App and web page records
>>>
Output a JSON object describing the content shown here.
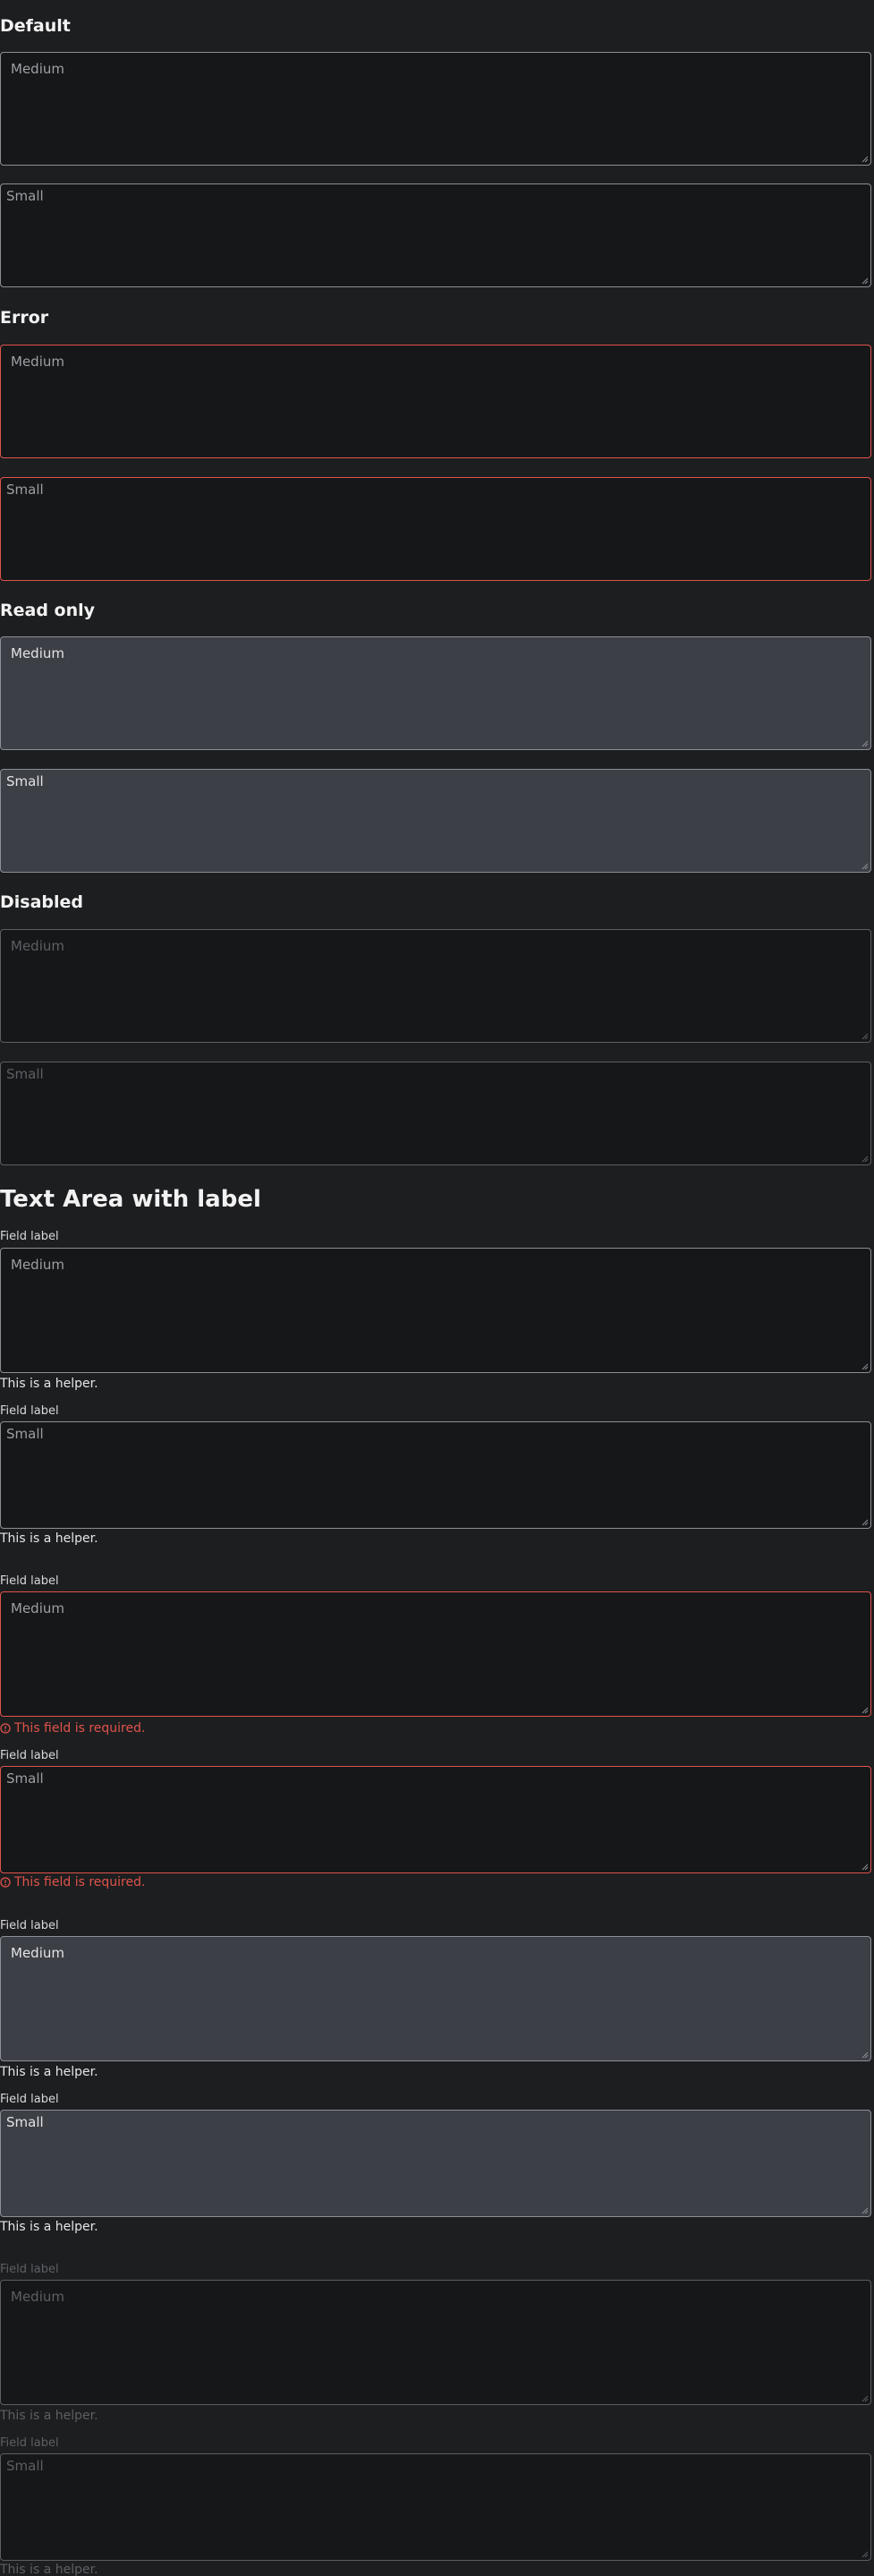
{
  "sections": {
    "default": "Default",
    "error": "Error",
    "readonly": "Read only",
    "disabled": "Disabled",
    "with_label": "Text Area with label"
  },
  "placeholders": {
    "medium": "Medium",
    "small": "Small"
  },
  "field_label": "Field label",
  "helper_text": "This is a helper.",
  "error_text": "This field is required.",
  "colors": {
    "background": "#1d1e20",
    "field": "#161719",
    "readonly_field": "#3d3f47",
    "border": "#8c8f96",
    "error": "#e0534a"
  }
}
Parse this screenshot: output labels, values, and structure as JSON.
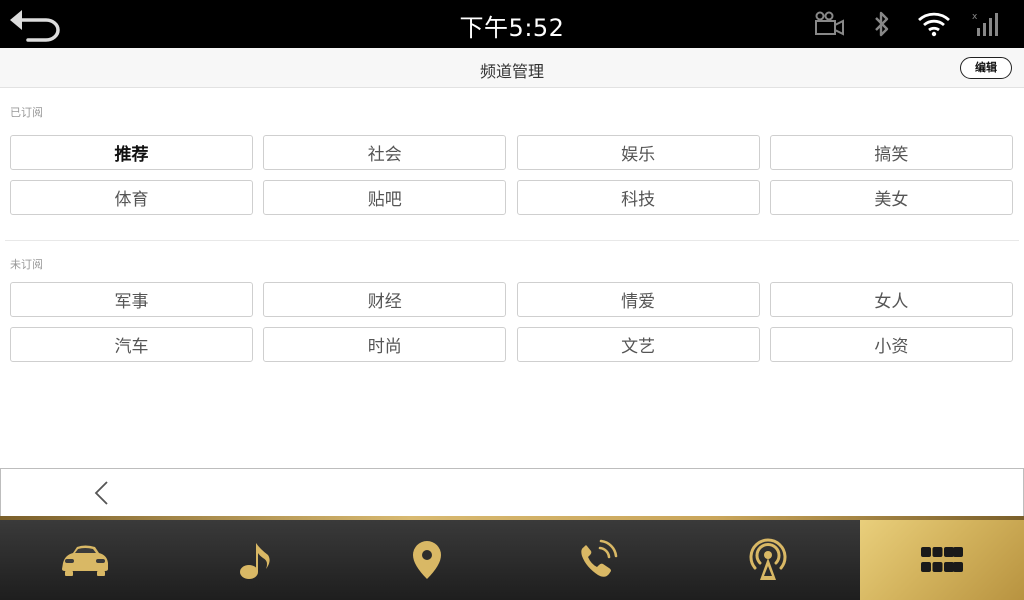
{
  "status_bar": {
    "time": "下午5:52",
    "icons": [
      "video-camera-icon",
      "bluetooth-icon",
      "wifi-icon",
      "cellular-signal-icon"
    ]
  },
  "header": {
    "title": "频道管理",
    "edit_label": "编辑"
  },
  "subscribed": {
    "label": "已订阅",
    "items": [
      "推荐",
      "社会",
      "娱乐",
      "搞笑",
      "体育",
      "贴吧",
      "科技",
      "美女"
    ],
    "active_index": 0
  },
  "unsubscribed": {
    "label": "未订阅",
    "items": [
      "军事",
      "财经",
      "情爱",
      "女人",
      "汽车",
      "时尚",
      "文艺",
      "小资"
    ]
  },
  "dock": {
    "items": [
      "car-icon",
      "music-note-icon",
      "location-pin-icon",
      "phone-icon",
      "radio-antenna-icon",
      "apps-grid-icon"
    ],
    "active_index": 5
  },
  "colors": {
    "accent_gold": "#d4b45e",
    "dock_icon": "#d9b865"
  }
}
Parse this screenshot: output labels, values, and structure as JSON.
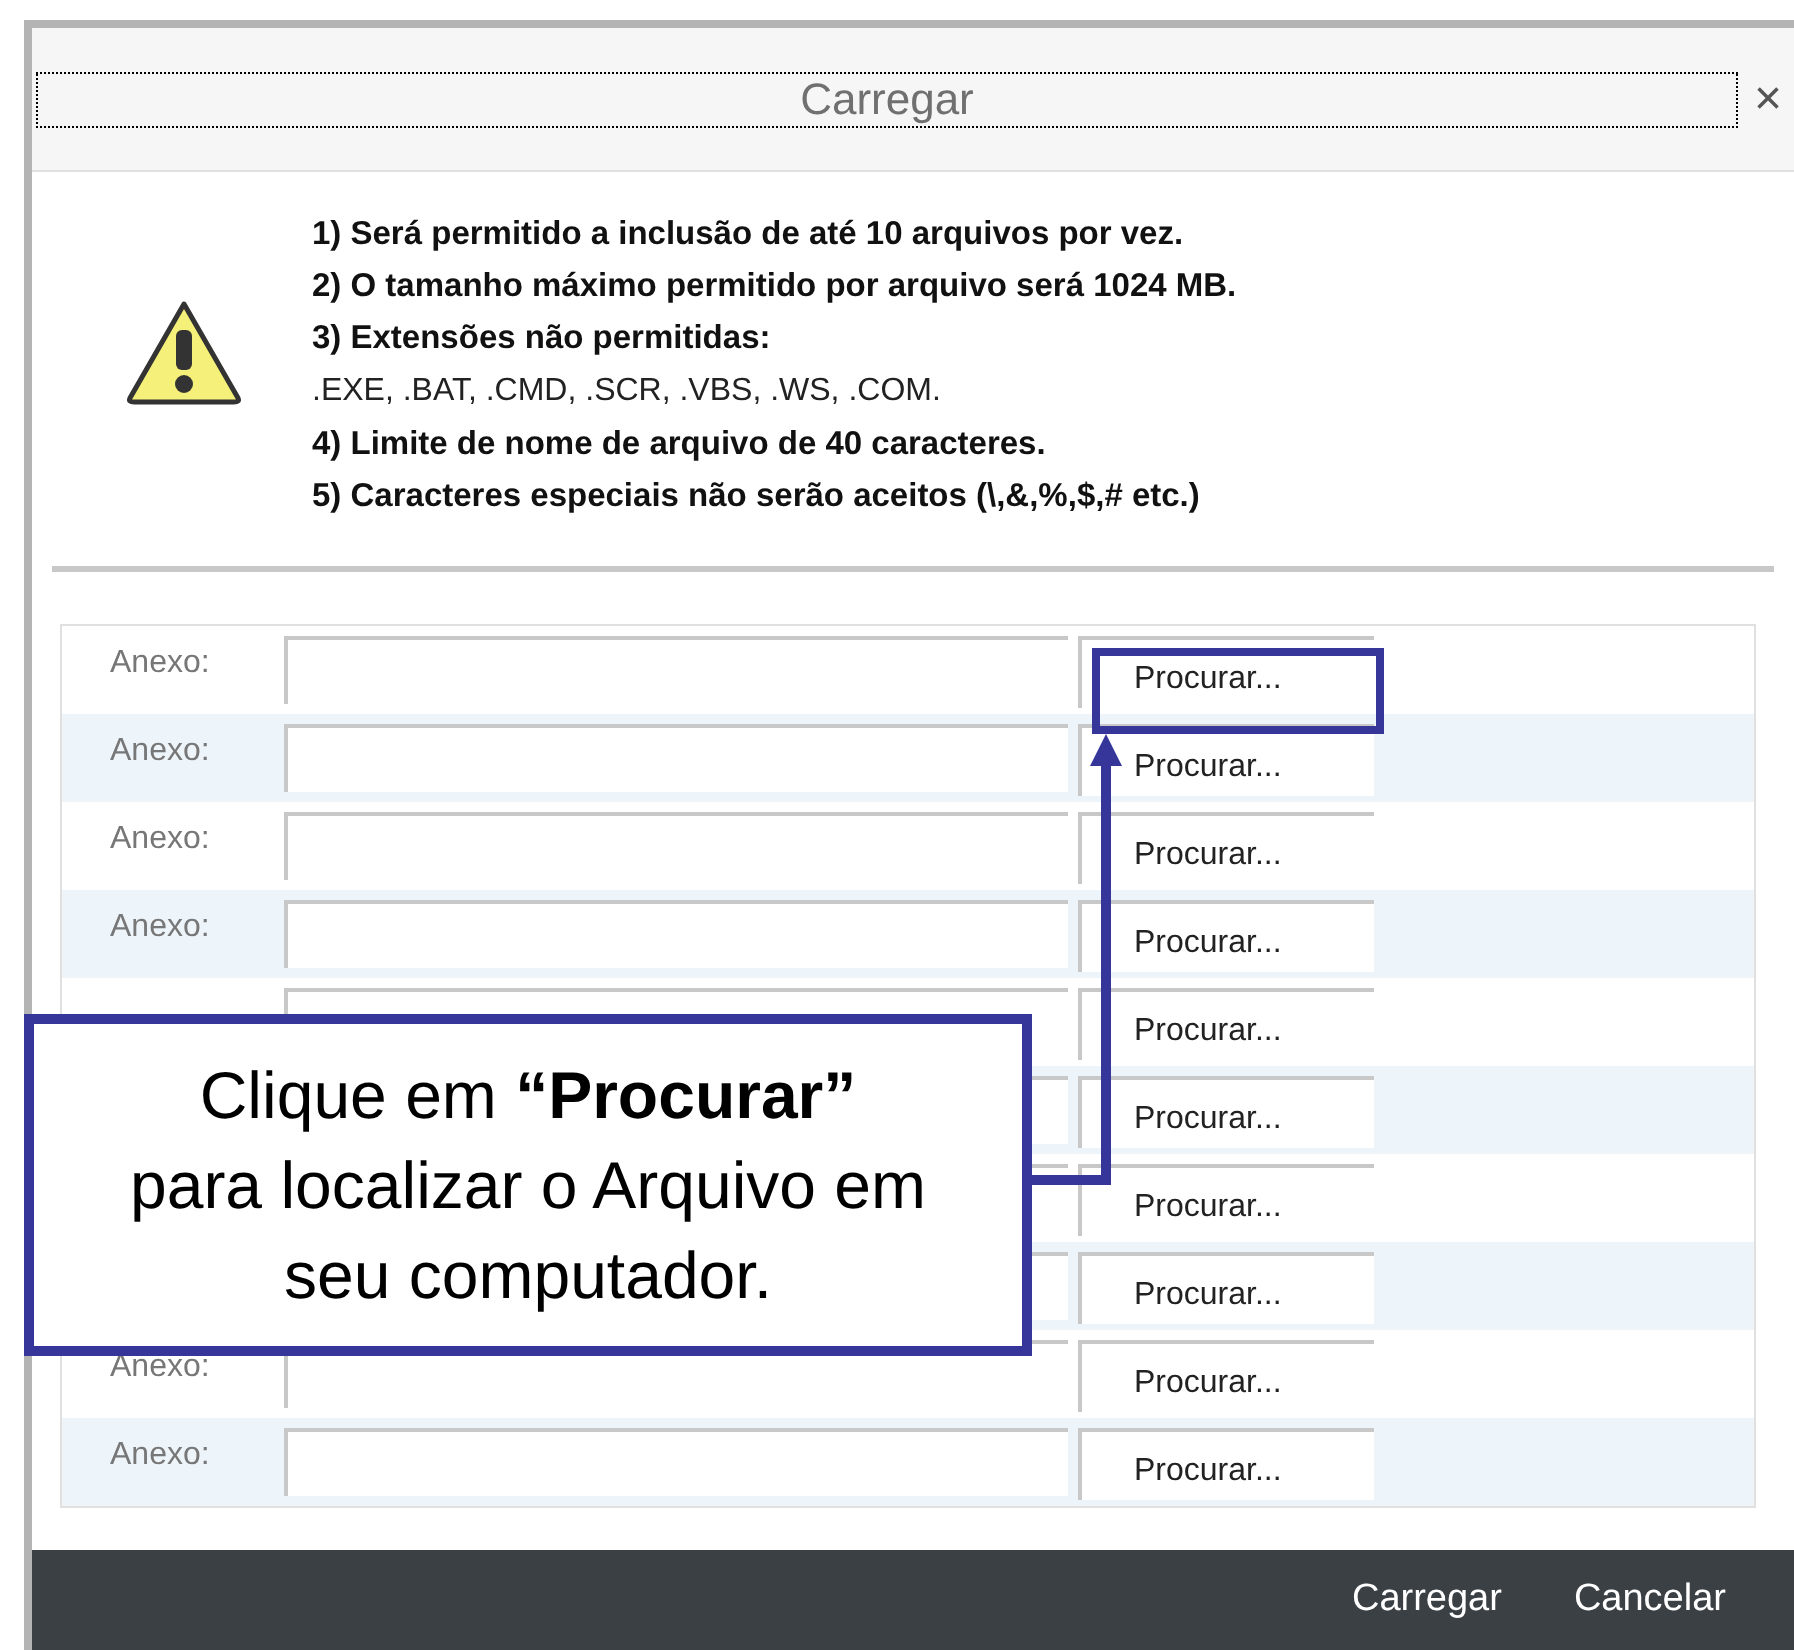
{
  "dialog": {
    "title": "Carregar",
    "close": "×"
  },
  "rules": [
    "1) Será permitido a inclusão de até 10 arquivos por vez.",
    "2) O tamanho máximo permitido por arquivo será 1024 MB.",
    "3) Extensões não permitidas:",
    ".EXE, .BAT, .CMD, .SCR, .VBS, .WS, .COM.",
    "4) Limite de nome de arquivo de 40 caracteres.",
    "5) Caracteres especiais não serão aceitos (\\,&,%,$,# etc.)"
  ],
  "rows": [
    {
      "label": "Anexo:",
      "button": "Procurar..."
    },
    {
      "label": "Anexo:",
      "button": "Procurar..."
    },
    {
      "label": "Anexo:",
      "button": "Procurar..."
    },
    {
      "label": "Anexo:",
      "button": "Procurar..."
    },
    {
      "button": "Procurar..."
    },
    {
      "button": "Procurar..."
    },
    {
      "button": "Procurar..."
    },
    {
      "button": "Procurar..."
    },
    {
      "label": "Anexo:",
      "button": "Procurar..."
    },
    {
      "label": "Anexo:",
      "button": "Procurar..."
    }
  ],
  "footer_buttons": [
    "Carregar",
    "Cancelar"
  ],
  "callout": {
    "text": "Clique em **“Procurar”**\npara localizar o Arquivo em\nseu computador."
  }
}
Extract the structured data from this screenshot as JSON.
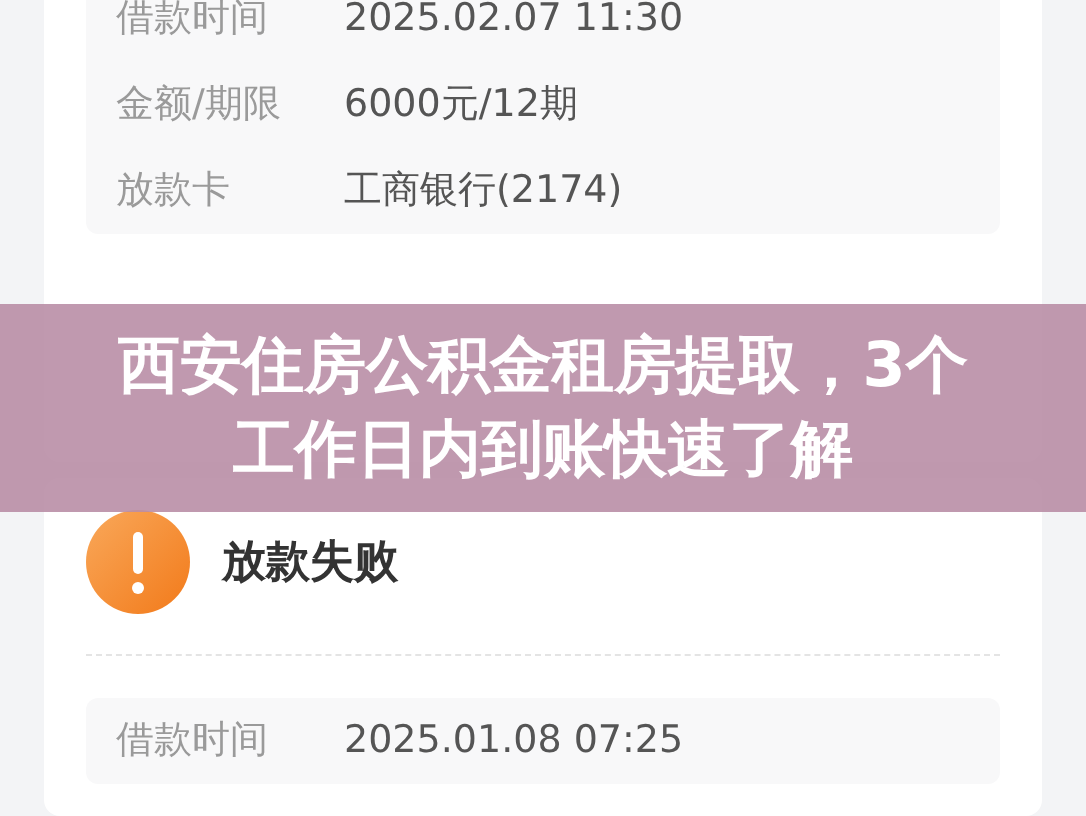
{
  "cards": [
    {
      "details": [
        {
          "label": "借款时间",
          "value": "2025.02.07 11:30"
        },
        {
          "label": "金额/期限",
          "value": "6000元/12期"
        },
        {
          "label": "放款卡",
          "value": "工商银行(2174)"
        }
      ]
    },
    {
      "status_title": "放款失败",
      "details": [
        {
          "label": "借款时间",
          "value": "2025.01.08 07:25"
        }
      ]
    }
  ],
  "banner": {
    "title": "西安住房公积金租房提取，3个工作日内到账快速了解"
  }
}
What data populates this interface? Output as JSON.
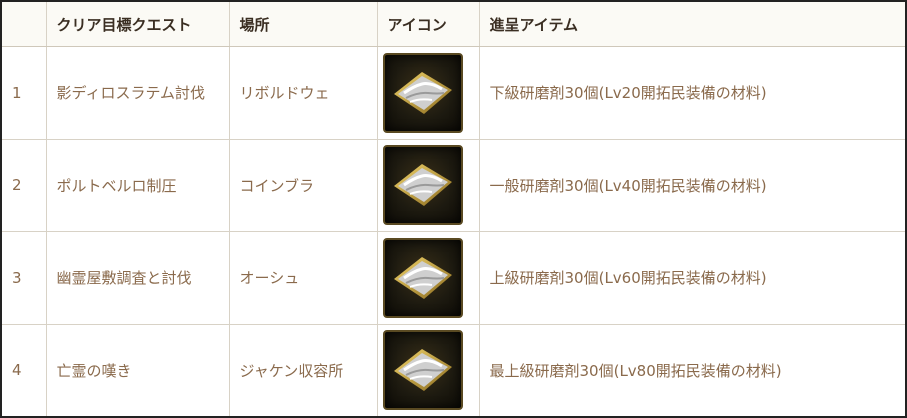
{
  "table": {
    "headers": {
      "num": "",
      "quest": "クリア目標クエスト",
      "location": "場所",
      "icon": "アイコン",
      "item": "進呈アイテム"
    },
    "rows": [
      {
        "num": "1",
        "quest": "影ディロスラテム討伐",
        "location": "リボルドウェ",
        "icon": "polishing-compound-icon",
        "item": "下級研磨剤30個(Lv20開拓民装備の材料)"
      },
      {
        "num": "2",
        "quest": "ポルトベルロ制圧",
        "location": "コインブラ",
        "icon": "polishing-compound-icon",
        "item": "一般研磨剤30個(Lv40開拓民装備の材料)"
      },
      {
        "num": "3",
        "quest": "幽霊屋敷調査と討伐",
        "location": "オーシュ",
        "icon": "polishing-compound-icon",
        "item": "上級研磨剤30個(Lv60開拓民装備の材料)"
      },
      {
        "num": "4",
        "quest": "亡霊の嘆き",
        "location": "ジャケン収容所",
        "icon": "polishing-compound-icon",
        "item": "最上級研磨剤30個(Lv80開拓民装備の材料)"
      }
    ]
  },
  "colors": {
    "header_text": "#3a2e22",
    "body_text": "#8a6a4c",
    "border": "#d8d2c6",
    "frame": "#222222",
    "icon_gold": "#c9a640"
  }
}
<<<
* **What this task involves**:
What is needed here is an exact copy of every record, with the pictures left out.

* **Your solution**:
Output a JSON object describing the content shown here.
{
  "sections": {
    "default": "Default",
    "error": "Error",
    "readonly": "Read only",
    "disabled": "Disabled",
    "with_label": "Text Area with label"
  },
  "placeholders": {
    "medium": "Medium",
    "small": "Small"
  },
  "field_label": "Field label",
  "helper_text": "This is a helper.",
  "error_text": "This field is required.",
  "colors": {
    "background": "#1d1e20",
    "field": "#161719",
    "readonly_field": "#3d3f47",
    "border": "#8c8f96",
    "error": "#e0534a"
  }
}
Parse this screenshot: output labels, values, and structure as JSON.
{
  "status_bar": {
    "time": "下午5:52",
    "icons": [
      "video-camera-icon",
      "bluetooth-icon",
      "wifi-icon",
      "cellular-signal-icon"
    ]
  },
  "header": {
    "title": "频道管理",
    "edit_label": "编辑"
  },
  "subscribed": {
    "label": "已订阅",
    "items": [
      "推荐",
      "社会",
      "娱乐",
      "搞笑",
      "体育",
      "贴吧",
      "科技",
      "美女"
    ],
    "active_index": 0
  },
  "unsubscribed": {
    "label": "未订阅",
    "items": [
      "军事",
      "财经",
      "情爱",
      "女人",
      "汽车",
      "时尚",
      "文艺",
      "小资"
    ]
  },
  "dock": {
    "items": [
      "car-icon",
      "music-note-icon",
      "location-pin-icon",
      "phone-icon",
      "radio-antenna-icon",
      "apps-grid-icon"
    ],
    "active_index": 5
  },
  "colors": {
    "accent_gold": "#d4b45e",
    "dock_icon": "#d9b865"
  }
}
Parse this screenshot: output labels, values, and structure as JSON.
{
  "dialog": {
    "title": "Carregar",
    "close": "×"
  },
  "rules": [
    "1) Será permitido a inclusão de até 10 arquivos por vez.",
    "2) O tamanho máximo permitido por arquivo será 1024 MB.",
    "3) Extensões não permitidas:",
    ".EXE, .BAT, .CMD, .SCR, .VBS, .WS, .COM.",
    "4) Limite de nome de arquivo de 40 caracteres.",
    "5) Caracteres especiais não serão aceitos (\\,&,%,$,# etc.)"
  ],
  "rows": [
    {
      "label": "Anexo:",
      "button": "Procurar..."
    },
    {
      "label": "Anexo:",
      "button": "Procurar..."
    },
    {
      "label": "Anexo:",
      "button": "Procurar..."
    },
    {
      "label": "Anexo:",
      "button": "Procurar..."
    },
    {
      "button": "Procurar..."
    },
    {
      "button": "Procurar..."
    },
    {
      "button": "Procurar..."
    },
    {
      "button": "Procurar..."
    },
    {
      "label": "Anexo:",
      "button": "Procurar..."
    },
    {
      "label": "Anexo:",
      "button": "Procurar..."
    }
  ],
  "footer_buttons": [
    "Carregar",
    "Cancelar"
  ],
  "callout": {
    "text": "Clique em **“Procurar”**\npara localizar o Arquivo em\nseu computador."
  }
}
Extract the structured data from this screenshot as JSON.
{
  "cards": [
    {
      "details": [
        {
          "label": "借款时间",
          "value": "2025.02.07 11:30"
        },
        {
          "label": "金额/期限",
          "value": "6000元/12期"
        },
        {
          "label": "放款卡",
          "value": "工商银行(2174)"
        }
      ]
    },
    {
      "status_title": "放款失败",
      "details": [
        {
          "label": "借款时间",
          "value": "2025.01.08 07:25"
        }
      ]
    }
  ],
  "banner": {
    "title": "西安住房公积金租房提取，3个工作日内到账快速了解"
  }
}
What data populates this interface? Output as JSON.
{
  "table": {
    "headers": {
      "num": "",
      "quest": "クリア目標クエスト",
      "location": "場所",
      "icon": "アイコン",
      "item": "進呈アイテム"
    },
    "rows": [
      {
        "num": "1",
        "quest": "影ディロスラテム討伐",
        "location": "リボルドウェ",
        "icon": "polishing-compound-icon",
        "item": "下級研磨剤30個(Lv20開拓民装備の材料)"
      },
      {
        "num": "2",
        "quest": "ポルトベルロ制圧",
        "location": "コインブラ",
        "icon": "polishing-compound-icon",
        "item": "一般研磨剤30個(Lv40開拓民装備の材料)"
      },
      {
        "num": "3",
        "quest": "幽霊屋敷調査と討伐",
        "location": "オーシュ",
        "icon": "polishing-compound-icon",
        "item": "上級研磨剤30個(Lv60開拓民装備の材料)"
      },
      {
        "num": "4",
        "quest": "亡霊の嘆き",
        "location": "ジャケン収容所",
        "icon": "polishing-compound-icon",
        "item": "最上級研磨剤30個(Lv80開拓民装備の材料)"
      }
    ]
  },
  "colors": {
    "header_text": "#3a2e22",
    "body_text": "#8a6a4c",
    "border": "#d8d2c6",
    "frame": "#222222",
    "icon_gold": "#c9a640"
  }
}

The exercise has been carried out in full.